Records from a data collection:
----------
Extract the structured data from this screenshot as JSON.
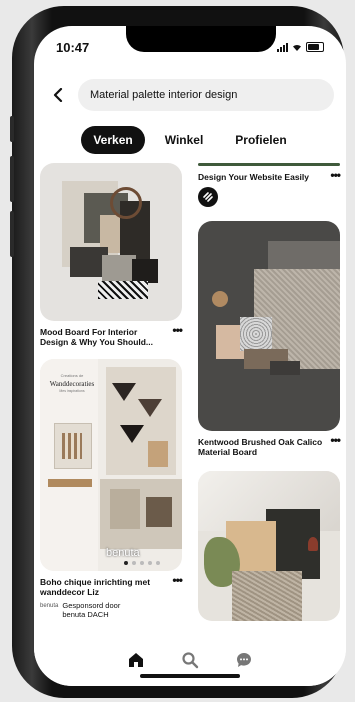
{
  "status": {
    "time": "10:47"
  },
  "search": {
    "query": "Material palette interior design"
  },
  "tabs": [
    {
      "label": "Verken"
    },
    {
      "label": "Winkel"
    },
    {
      "label": "Profielen"
    }
  ],
  "pins": {
    "p1": {
      "title": "Mood Board For Interior Design & Why You Should..."
    },
    "p2": {
      "title": "Boho chique inrichting met wanddecor Liz",
      "overlay_small": "Creations de",
      "overlay_title": "Wanddecoraties",
      "overlay_sub": "Mes inspirations",
      "brand": "benuta",
      "sponsor_avatar": "benuta",
      "sponsor": "Gesponsord door benuta DACH"
    },
    "p3": {
      "title": "Design Your Website Easily"
    },
    "p4": {
      "title": "Kentwood Brushed Oak Calico Material Board"
    }
  },
  "accent": "#111111"
}
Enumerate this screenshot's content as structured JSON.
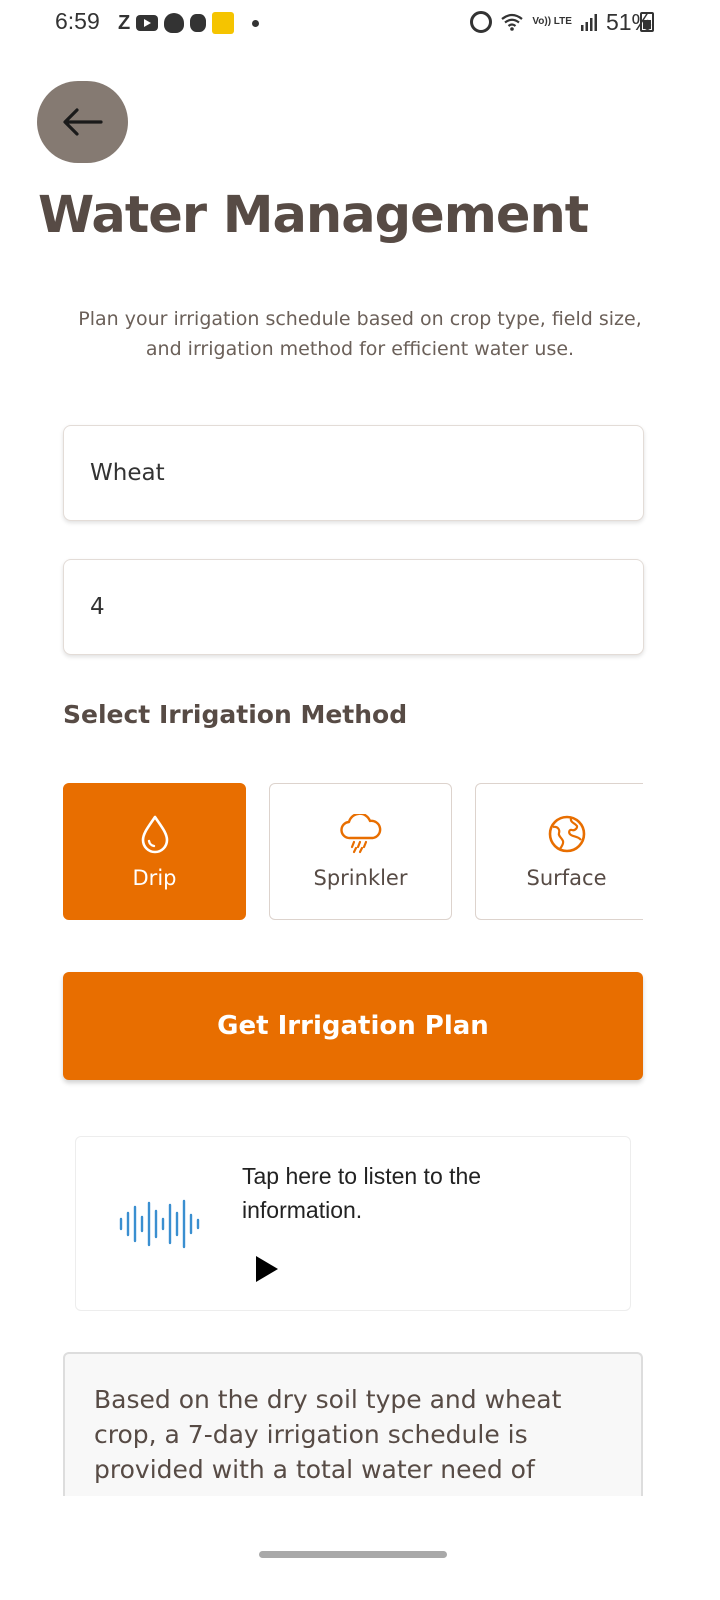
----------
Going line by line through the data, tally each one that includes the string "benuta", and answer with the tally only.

3